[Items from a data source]
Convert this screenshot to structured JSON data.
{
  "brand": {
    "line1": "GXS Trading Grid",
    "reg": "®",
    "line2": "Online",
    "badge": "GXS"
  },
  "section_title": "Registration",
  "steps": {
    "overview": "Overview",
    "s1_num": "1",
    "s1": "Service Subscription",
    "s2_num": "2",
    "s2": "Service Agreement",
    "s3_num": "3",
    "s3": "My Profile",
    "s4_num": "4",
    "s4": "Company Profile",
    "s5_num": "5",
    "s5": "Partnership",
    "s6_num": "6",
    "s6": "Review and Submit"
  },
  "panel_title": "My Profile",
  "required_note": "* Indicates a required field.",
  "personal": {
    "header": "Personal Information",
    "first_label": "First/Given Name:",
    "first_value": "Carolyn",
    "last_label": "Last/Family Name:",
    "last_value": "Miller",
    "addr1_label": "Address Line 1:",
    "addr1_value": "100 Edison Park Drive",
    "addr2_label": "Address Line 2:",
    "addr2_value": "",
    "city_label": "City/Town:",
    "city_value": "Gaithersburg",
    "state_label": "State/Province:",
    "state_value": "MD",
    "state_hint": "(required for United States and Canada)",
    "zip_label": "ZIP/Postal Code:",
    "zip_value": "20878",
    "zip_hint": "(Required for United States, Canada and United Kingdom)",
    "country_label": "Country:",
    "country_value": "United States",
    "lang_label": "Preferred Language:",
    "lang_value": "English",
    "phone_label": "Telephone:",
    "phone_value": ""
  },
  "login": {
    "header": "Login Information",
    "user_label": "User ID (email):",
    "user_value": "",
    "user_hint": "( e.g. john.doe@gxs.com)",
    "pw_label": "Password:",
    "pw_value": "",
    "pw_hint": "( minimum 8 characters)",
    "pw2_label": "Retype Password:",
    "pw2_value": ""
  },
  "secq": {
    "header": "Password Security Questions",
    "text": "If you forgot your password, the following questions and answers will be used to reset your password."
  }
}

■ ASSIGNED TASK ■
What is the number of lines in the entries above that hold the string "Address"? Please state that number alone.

■ OUTPUT FOR THIS TASK ■
2